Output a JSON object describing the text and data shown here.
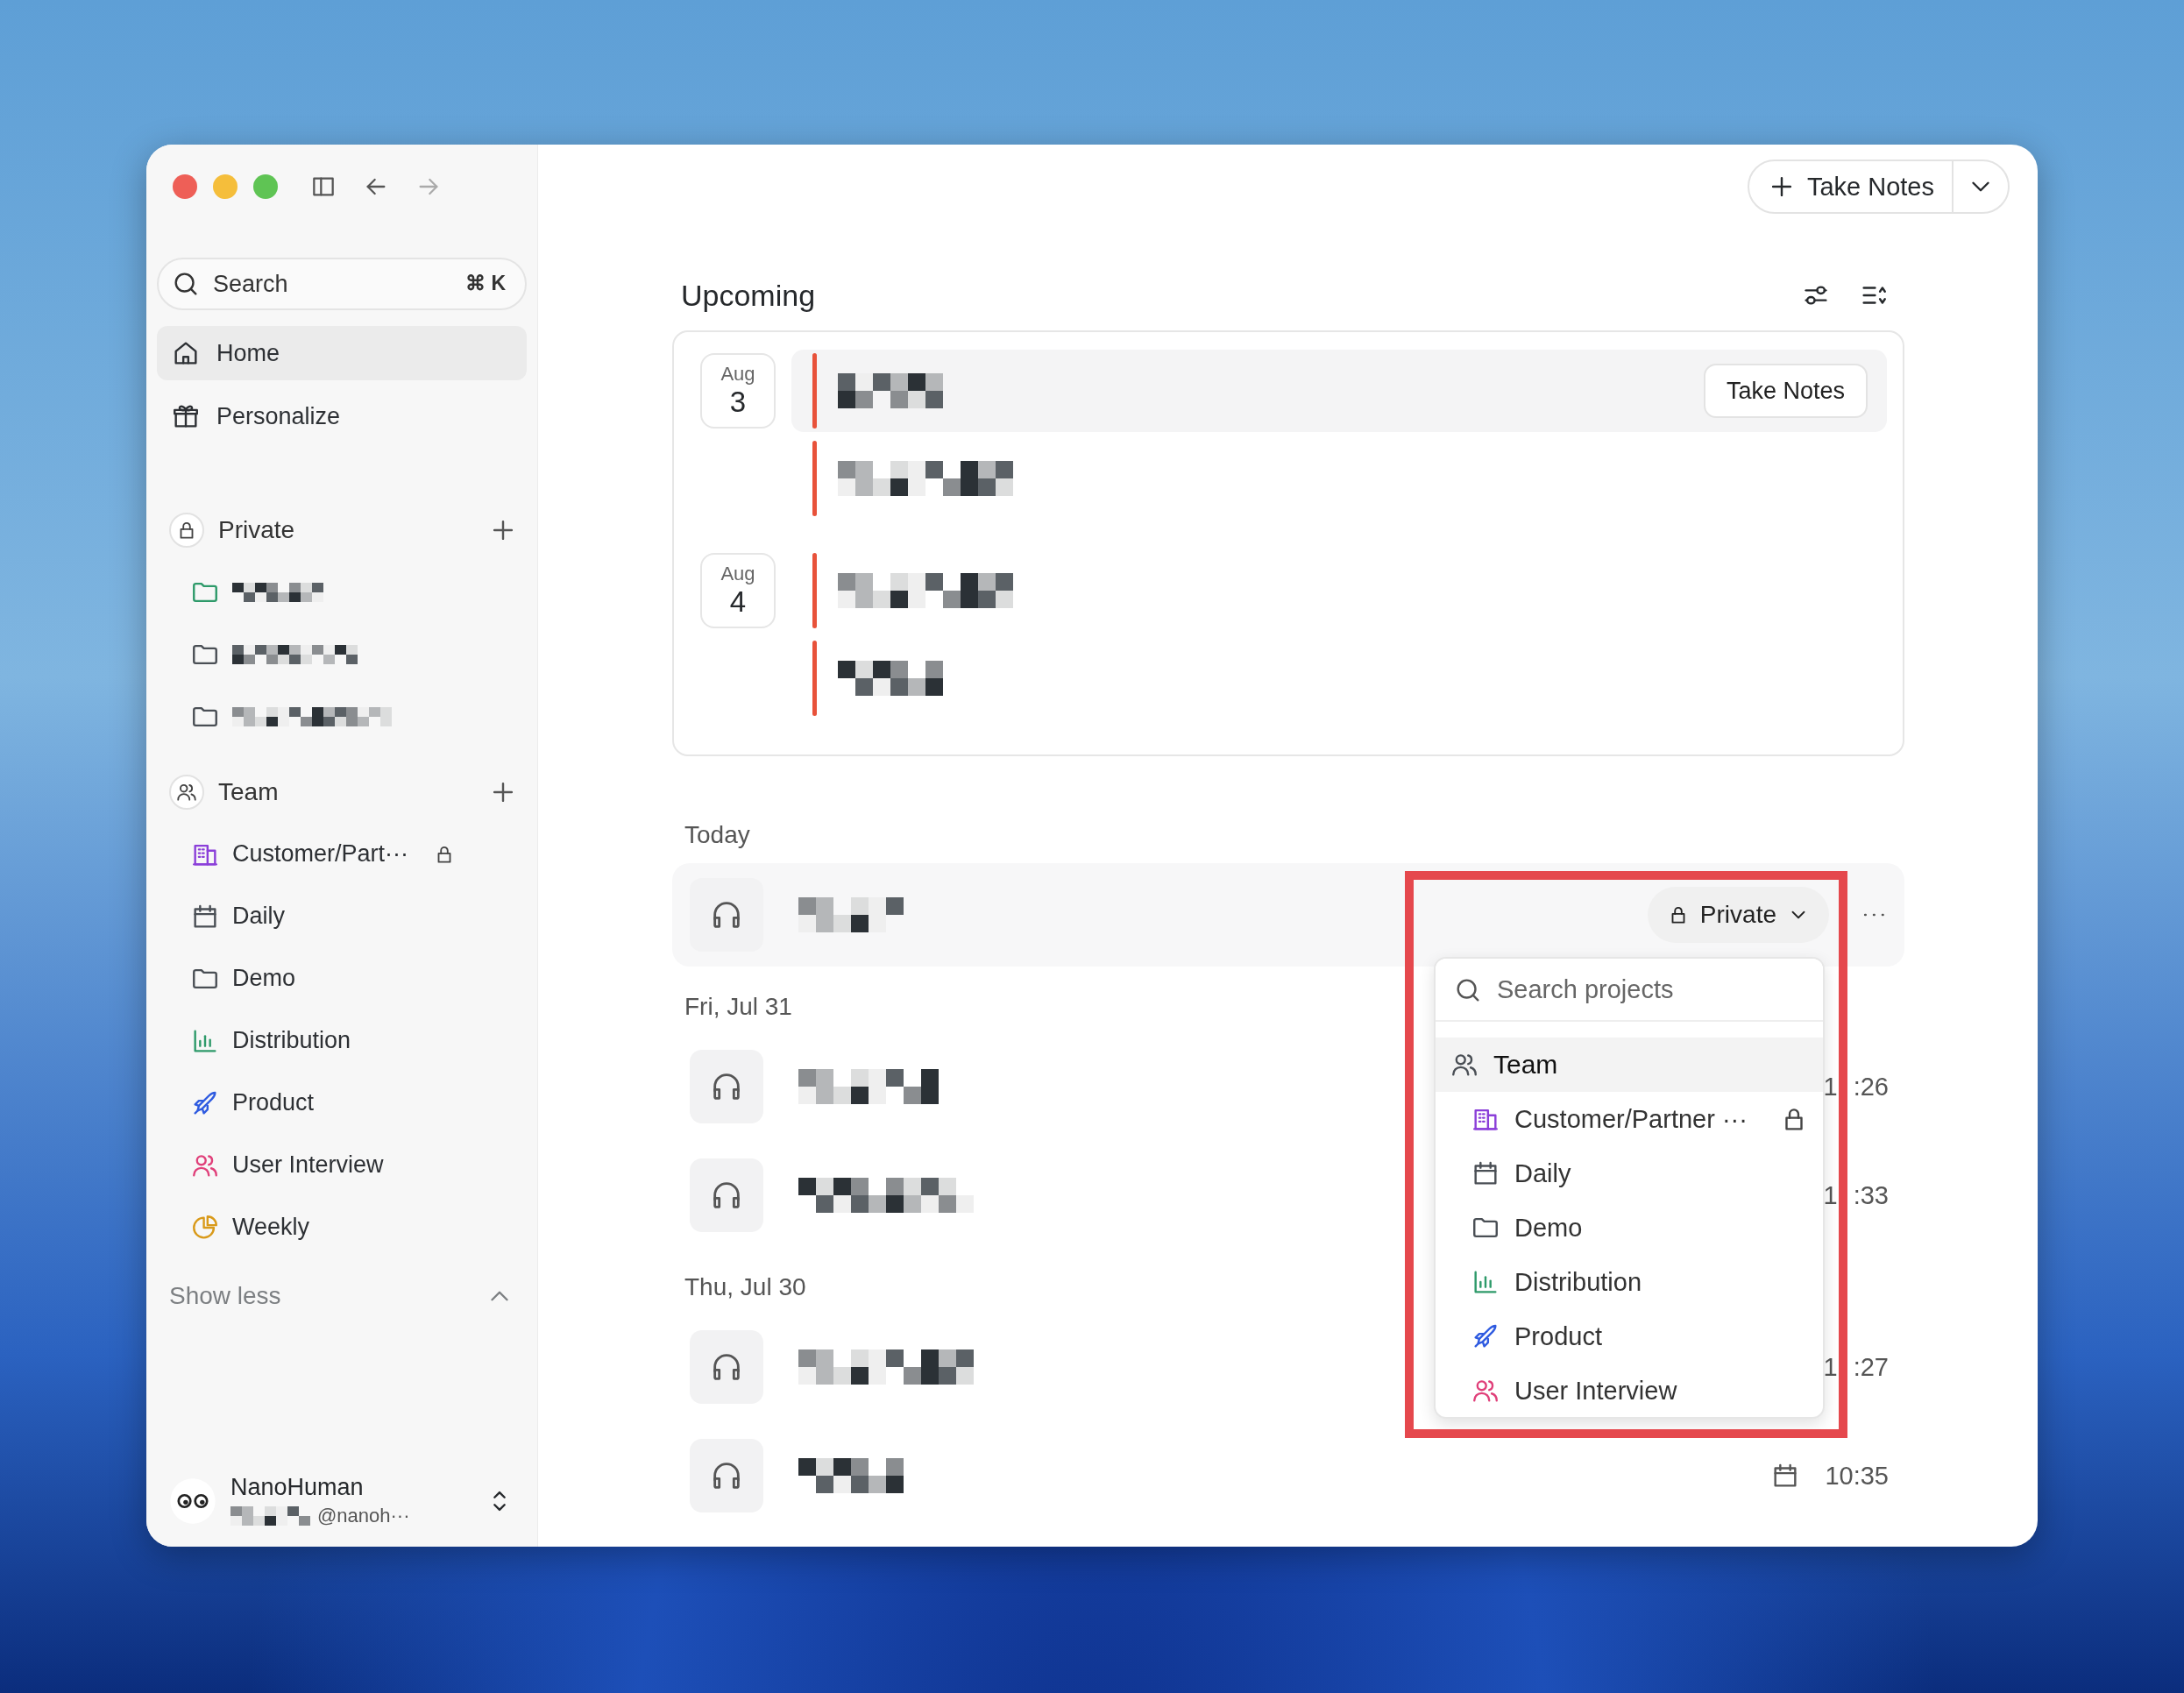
{
  "sidebar": {
    "search": {
      "placeholder": "Search",
      "shortcut": "⌘ K"
    },
    "nav": [
      {
        "label": "Home",
        "selected": true
      },
      {
        "label": "Personalize",
        "selected": false
      }
    ],
    "sections": [
      {
        "title": "Private",
        "items": [
          {
            "kind": "folder",
            "color": "#2e9a6a",
            "selected": false
          },
          {
            "kind": "folder",
            "color": "#4a4f55",
            "selected": false
          },
          {
            "kind": "folder",
            "color": "#4a4f55",
            "selected": false
          }
        ]
      },
      {
        "title": "Team",
        "items": [
          {
            "kind": "building",
            "color": "#8b3fd9",
            "label": "Customer/Part···",
            "locked": true,
            "selected": false
          },
          {
            "kind": "calendar",
            "color": "#4a4f55",
            "label": "Daily",
            "locked": false,
            "selected": false
          },
          {
            "kind": "folder",
            "color": "#4a4f55",
            "label": "Demo",
            "locked": false,
            "selected": false
          },
          {
            "kind": "chart",
            "color": "#2e9a6a",
            "label": "Distribution",
            "locked": false,
            "selected": false
          },
          {
            "kind": "rocket",
            "color": "#2f5be0",
            "label": "Product",
            "locked": false,
            "selected": false
          },
          {
            "kind": "users",
            "color": "#e0407a",
            "label": "User Interview",
            "locked": false,
            "selected": false
          },
          {
            "kind": "pie",
            "color": "#d99a1a",
            "label": "Weekly",
            "locked": false,
            "selected": false
          }
        ]
      }
    ],
    "show_less": "Show less",
    "user": {
      "name": "NanoHuman",
      "email": "@nanoh···"
    }
  },
  "header": {
    "button": "Take Notes"
  },
  "upcoming": {
    "title": "Upcoming",
    "days": [
      {
        "month": "Aug",
        "day": "3",
        "events": [
          {
            "kind": "active",
            "action": "Take Notes"
          },
          {
            "kind": "plain"
          }
        ]
      },
      {
        "month": "Aug",
        "day": "4",
        "events": [
          {
            "kind": "plain"
          },
          {
            "kind": "plain"
          }
        ]
      }
    ]
  },
  "recordings": [
    {
      "label": "Today",
      "items": [
        {
          "project": "Private",
          "menu": {
            "placeholder": "Search projects",
            "items": [
              {
                "label": "Team",
                "kind": "users",
                "color": "#4a4f55",
                "selected": true,
                "children": [
                  {
                    "label": "Customer/Partner ···",
                    "kind": "building",
                    "color": "#8b3fd9",
                    "locked": true,
                    "selected": false
                  },
                  {
                    "label": "Daily",
                    "kind": "calendar",
                    "color": "#4a4f55",
                    "locked": false,
                    "selected": false
                  },
                  {
                    "label": "Demo",
                    "kind": "folder",
                    "color": "#4a4f55",
                    "locked": false,
                    "selected": false
                  },
                  {
                    "label": "Distribution",
                    "kind": "chart",
                    "color": "#2e9a6a",
                    "locked": false,
                    "selected": false
                  },
                  {
                    "label": "Product",
                    "kind": "rocket",
                    "color": "#2f5be0",
                    "locked": false,
                    "selected": false
                  },
                  {
                    "label": "User Interview",
                    "kind": "users",
                    "color": "#e0407a",
                    "locked": false,
                    "selected": false
                  }
                ]
              }
            ]
          }
        }
      ]
    },
    {
      "label": "Fri, Jul 31",
      "items": [
        {
          "time": [
            "1",
            ":26"
          ],
          "scheduled": false
        },
        {
          "time": [
            "1",
            ":33"
          ],
          "scheduled": false
        }
      ]
    },
    {
      "label": "Thu, Jul 30",
      "items": [
        {
          "time": [
            "1",
            ":27"
          ],
          "scheduled": false
        },
        {
          "time": [
            "10:35"
          ],
          "scheduled": true
        }
      ]
    }
  ]
}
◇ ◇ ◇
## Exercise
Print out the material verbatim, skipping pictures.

## Expected answer
Output a JSON object describing the text and data shown here.
{
  "sidebar": {
    "search": {
      "placeholder": "Search",
      "shortcut": "⌘ K"
    },
    "nav": [
      {
        "label": "Home",
        "selected": true
      },
      {
        "label": "Personalize",
        "selected": false
      }
    ],
    "sections": [
      {
        "title": "Private",
        "items": [
          {
            "kind": "folder",
            "color": "#2e9a6a",
            "selected": false
          },
          {
            "kind": "folder",
            "color": "#4a4f55",
            "selected": false
          },
          {
            "kind": "folder",
            "color": "#4a4f55",
            "selected": false
          }
        ]
      },
      {
        "title": "Team",
        "items": [
          {
            "kind": "building",
            "color": "#8b3fd9",
            "label": "Customer/Part···",
            "locked": true,
            "selected": false
          },
          {
            "kind": "calendar",
            "color": "#4a4f55",
            "label": "Daily",
            "locked": false,
            "selected": false
          },
          {
            "kind": "folder",
            "color": "#4a4f55",
            "label": "Demo",
            "locked": false,
            "selected": false
          },
          {
            "kind": "chart",
            "color": "#2e9a6a",
            "label": "Distribution",
            "locked": false,
            "selected": false
          },
          {
            "kind": "rocket",
            "color": "#2f5be0",
            "label": "Product",
            "locked": false,
            "selected": false
          },
          {
            "kind": "users",
            "color": "#e0407a",
            "label": "User Interview",
            "locked": false,
            "selected": false
          },
          {
            "kind": "pie",
            "color": "#d99a1a",
            "label": "Weekly",
            "locked": false,
            "selected": false
          }
        ]
      }
    ],
    "show_less": "Show less",
    "user": {
      "name": "NanoHuman",
      "email": "@nanoh···"
    }
  },
  "header": {
    "button": "Take Notes"
  },
  "upcoming": {
    "title": "Upcoming",
    "days": [
      {
        "month": "Aug",
        "day": "3",
        "events": [
          {
            "kind": "active",
            "action": "Take Notes"
          },
          {
            "kind": "plain"
          }
        ]
      },
      {
        "month": "Aug",
        "day": "4",
        "events": [
          {
            "kind": "plain"
          },
          {
            "kind": "plain"
          }
        ]
      }
    ]
  },
  "recordings": [
    {
      "label": "Today",
      "items": [
        {
          "project": "Private",
          "menu": {
            "placeholder": "Search projects",
            "items": [
              {
                "label": "Team",
                "kind": "users",
                "color": "#4a4f55",
                "selected": true,
                "children": [
                  {
                    "label": "Customer/Partner ···",
                    "kind": "building",
                    "color": "#8b3fd9",
                    "locked": true,
                    "selected": false
                  },
                  {
                    "label": "Daily",
                    "kind": "calendar",
                    "color": "#4a4f55",
                    "locked": false,
                    "selected": false
                  },
                  {
                    "label": "Demo",
                    "kind": "folder",
                    "color": "#4a4f55",
                    "locked": false,
                    "selected": false
                  },
                  {
                    "label": "Distribution",
                    "kind": "chart",
                    "color": "#2e9a6a",
                    "locked": false,
                    "selected": false
                  },
                  {
                    "label": "Product",
                    "kind": "rocket",
                    "color": "#2f5be0",
                    "locked": false,
                    "selected": false
                  },
                  {
                    "label": "User Interview",
                    "kind": "users",
                    "color": "#e0407a",
                    "locked": false,
                    "selected": false
                  }
                ]
              }
            ]
          }
        }
      ]
    },
    {
      "label": "Fri, Jul 31",
      "items": [
        {
          "time": [
            "1",
            ":26"
          ],
          "scheduled": false
        },
        {
          "time": [
            "1",
            ":33"
          ],
          "scheduled": false
        }
      ]
    },
    {
      "label": "Thu, Jul 30",
      "items": [
        {
          "time": [
            "1",
            ":27"
          ],
          "scheduled": false
        },
        {
          "time": [
            "10:35"
          ],
          "scheduled": true
        }
      ]
    }
  ]
}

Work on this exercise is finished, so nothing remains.